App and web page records
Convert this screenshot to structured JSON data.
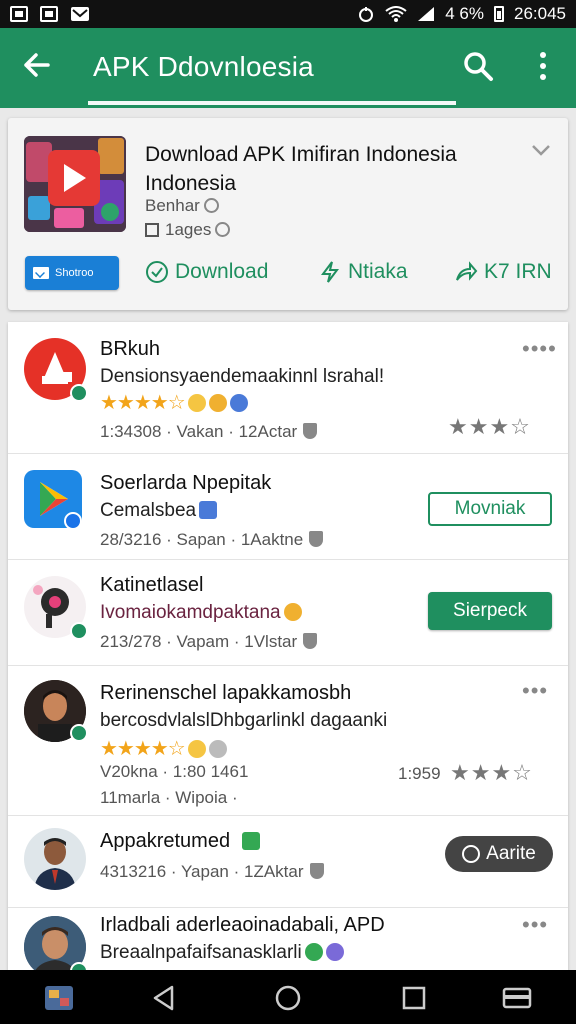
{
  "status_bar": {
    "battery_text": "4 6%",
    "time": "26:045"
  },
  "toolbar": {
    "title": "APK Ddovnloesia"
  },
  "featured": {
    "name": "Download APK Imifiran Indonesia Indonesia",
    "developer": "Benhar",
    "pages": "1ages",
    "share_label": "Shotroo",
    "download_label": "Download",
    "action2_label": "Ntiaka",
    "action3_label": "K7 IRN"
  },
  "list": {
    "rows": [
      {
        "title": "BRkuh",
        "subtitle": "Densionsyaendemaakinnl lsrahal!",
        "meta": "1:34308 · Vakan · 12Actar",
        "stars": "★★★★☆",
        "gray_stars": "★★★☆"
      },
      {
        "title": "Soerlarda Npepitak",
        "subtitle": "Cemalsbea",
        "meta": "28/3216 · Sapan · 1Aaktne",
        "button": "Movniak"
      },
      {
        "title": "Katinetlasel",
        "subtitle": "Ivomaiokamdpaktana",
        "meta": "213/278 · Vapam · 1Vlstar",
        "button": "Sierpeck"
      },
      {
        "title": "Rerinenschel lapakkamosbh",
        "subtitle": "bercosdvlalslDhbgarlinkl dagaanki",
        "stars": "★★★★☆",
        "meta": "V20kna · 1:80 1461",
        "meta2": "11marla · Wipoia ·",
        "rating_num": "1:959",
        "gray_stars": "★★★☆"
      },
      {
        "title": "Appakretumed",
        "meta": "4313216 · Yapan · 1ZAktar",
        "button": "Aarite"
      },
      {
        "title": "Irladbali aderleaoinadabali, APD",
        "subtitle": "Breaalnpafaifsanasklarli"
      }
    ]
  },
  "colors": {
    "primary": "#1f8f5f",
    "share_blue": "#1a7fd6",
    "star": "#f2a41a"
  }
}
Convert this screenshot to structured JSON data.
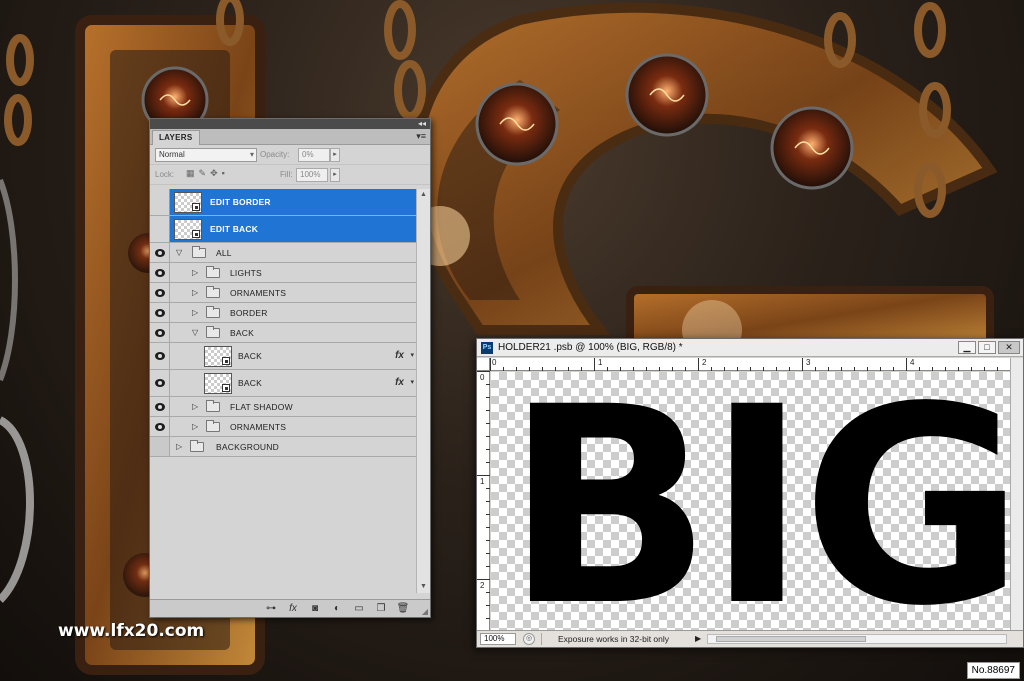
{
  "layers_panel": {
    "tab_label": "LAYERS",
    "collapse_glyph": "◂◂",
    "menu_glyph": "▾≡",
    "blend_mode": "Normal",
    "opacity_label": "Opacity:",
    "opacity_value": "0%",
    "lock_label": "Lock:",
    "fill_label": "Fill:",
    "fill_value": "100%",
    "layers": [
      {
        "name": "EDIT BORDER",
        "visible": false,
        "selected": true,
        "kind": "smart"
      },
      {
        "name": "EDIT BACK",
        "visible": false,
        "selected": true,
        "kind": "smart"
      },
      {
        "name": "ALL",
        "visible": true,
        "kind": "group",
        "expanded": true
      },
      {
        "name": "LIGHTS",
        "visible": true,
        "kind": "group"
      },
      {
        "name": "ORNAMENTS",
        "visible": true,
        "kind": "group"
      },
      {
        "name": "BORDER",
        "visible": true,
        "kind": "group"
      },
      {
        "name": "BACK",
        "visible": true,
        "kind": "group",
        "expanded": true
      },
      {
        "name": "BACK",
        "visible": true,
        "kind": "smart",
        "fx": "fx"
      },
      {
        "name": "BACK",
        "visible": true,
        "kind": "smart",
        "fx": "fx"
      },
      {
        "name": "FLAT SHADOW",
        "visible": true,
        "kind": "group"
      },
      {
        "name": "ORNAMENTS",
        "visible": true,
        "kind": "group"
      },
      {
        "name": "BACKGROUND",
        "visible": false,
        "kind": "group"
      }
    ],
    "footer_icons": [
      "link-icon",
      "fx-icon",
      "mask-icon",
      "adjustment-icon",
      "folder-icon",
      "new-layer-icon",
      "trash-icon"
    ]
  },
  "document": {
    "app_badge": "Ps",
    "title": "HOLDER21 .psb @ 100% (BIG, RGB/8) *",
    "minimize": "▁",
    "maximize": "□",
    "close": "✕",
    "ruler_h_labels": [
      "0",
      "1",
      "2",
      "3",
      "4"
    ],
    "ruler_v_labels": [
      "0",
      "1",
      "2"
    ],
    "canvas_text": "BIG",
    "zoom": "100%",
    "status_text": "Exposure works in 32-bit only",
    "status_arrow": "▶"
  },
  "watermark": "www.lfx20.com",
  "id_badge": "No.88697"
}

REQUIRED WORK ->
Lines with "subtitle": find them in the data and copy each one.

REPLY ->
        "subtitle": "Densionsyaendemaakinnl lsrahal!",
        "subtitle": "Cemalsbea",
        "subtitle": "Ivomaiokamdpaktana",
        "subtitle": "bercosdvlalslDhbgarlinkl dagaanki",
        "subtitle": "Breaalnpafaifsanasklarli"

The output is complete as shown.